Thus one prediction was wrong, but the other – that Arsenal’s marketing revenue was about to take off when Swiss Ramble said it wouldn’t – turned out to be right.
Looking back a bit, in 1996/97, Arsenal were 20th in the table generated just £30m in total revenue. Now Arsenal are in 8th place and their 10% increase in revenue this past year (£30.8m) is bigger than the total revenue 19 years ago.
85% of this year’s growth in revenue comes from additional commercial revenue, which rose by £26.2m (34%), the second highest commercial revenue growth of all Money League clubs in 2014/15. (Commercial revenue here includes sponsorship, merchandising, stadium tours and other commercial operations).
As Deloittes says about Man U, “Their ability to generate commercial revenue in excess of their domestic rivals continues to be the primary factor behind their success.” Arsenal are still a long way behind, having entered the field of worldwide marketing about 30 years after Man U, but the club is clearly making progress.
Thus Man U now have the largest commercial revenue income, having overtaken PSG whose income is exaggerated by over-the-top payments for various rights from Qatar Tourism Authority (payments which are so excessive even Uefa got uppity about them).
Arsenal’s growth in commercial revenue has been driven by the launch of the deal with Puma. There has also been renewed shirt and stadium sponsorship agreements with Emirates and a number of new regional partnerships around the world, which has meant a 66% increase over the last two seasons.
This narrows the gap in commercial revenue to Manchester City (sponsored of course by a country, and having done its deal with the local airport), Chelsea and Liverpool. This is hugely significant because Arsenal have only recently paid for the stadium, and so had the chance to arrange sponsorship deals which go into funding the club at large. Yes Chelsea will get a boost from their new stadium, but that is still three and a half years away if not more.

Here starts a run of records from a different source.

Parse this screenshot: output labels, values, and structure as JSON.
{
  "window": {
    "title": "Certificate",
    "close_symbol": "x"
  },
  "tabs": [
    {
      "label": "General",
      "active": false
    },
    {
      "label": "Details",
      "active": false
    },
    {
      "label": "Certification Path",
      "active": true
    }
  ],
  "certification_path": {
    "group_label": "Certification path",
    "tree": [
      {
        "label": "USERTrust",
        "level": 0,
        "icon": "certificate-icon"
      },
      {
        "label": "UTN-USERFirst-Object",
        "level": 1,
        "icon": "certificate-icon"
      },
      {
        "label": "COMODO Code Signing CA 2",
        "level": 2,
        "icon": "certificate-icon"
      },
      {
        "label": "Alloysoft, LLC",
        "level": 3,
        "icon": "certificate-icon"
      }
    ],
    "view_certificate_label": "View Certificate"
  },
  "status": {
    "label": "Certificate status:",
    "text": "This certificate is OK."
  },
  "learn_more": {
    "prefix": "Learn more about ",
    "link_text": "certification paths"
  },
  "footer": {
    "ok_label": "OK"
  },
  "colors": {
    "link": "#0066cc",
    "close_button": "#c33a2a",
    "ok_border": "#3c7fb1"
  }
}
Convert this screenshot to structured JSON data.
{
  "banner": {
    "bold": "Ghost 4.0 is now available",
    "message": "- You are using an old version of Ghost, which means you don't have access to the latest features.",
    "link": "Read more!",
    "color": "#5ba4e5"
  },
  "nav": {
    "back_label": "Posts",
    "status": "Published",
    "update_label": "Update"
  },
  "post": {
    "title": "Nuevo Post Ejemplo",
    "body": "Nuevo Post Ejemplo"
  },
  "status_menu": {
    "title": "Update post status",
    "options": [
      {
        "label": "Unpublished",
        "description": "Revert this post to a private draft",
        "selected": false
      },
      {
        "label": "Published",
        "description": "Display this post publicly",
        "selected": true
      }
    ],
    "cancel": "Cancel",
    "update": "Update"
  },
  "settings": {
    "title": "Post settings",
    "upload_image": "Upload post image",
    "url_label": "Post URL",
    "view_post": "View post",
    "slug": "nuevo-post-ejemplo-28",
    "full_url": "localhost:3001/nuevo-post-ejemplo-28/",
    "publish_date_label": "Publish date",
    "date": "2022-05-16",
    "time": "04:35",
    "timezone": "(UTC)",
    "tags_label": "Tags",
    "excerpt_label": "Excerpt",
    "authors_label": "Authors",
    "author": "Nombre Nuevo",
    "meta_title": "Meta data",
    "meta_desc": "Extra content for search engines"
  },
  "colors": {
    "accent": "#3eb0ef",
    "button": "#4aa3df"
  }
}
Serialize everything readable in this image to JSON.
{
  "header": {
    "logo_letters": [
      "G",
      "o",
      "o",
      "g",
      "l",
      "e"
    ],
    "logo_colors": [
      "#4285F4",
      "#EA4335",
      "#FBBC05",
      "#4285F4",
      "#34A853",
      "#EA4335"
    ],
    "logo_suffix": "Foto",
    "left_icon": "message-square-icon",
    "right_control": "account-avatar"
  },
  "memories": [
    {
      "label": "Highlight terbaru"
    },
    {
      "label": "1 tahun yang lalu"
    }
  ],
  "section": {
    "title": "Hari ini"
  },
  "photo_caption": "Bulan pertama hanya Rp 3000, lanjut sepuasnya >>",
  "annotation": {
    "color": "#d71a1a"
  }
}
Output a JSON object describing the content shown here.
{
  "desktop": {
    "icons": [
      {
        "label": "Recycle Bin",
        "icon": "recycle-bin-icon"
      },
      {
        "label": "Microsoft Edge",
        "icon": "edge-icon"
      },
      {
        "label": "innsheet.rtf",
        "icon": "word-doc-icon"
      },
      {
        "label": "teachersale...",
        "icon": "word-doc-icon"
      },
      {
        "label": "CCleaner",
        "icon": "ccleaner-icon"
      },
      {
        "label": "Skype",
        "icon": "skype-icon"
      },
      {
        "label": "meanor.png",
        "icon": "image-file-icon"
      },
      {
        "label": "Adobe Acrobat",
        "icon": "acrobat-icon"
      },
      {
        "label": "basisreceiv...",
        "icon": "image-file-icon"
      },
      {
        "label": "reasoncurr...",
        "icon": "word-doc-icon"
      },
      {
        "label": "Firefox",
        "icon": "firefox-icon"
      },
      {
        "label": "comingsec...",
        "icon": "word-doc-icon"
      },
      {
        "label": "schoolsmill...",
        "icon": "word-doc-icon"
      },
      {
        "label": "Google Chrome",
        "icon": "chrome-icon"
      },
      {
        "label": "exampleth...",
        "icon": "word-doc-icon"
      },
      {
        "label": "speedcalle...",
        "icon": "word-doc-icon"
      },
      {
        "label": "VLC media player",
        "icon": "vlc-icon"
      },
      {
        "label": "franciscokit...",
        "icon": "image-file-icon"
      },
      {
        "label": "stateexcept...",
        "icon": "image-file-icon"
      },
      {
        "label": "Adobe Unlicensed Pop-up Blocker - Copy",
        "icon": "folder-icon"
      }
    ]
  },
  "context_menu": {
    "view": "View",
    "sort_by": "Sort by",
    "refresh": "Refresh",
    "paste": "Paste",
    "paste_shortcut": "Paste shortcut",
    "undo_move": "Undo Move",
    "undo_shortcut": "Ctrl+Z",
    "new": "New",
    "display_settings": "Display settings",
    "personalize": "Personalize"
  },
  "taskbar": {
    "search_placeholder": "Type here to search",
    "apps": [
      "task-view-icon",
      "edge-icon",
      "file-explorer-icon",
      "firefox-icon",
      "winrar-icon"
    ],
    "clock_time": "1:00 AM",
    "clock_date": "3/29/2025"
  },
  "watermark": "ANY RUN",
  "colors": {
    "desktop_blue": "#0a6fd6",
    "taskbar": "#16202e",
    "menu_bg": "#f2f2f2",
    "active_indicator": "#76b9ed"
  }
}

Income can go down as well as up
And lest anyone still thinks that Arsenal are still laggards in this regard and that enhancing commercial revenue is easy remember this: Bayern Munich’s revenue from commercial sources actually went down by 5% in the year being analysed. Chelsea’s commercial revenue remained static, and Liverpool’s rise was slight.
Meanwhile at £100.4m Arsenal recorded the highest matchday revenue of any club despite the club playing two fewer home games than in the previous season. No other football club has as much of its revenue from matchday sources – which means there is still a massive opportunity for expanding the marketing revenue.
The importance of this ability to grow marketing revenue is further emphasised by the fact that broadcast revenue for the year under discussion rose only by 4%, and is largely out of Arsenal’s control. Of course the figures in a year’s time will show a massive rise in broadcast revenue, but in that regard all of the English clubs will benefit. It is the marketing that takes Arsenal up the league table vis a vis the rest of the Premier League.
Arsenal is also only the second English club ever to earn over £100m in each of the three core revenue areas in the same season and the prediction is that in the next couple of years Arsenal could reach the top five. Not bad considering where we were in 1996/7
Deloitte Football Money League Table
|Rank||+/-||Team||2015/16 Revenue (£m)||2014/15 Revenue (£m)|
|17||+1||Zenit St Petersburg||147||127.7|
|18||N/A||State Aid Utd||143.8||122.4|
Untold Arsenal and the Arsenal History Society… recent stories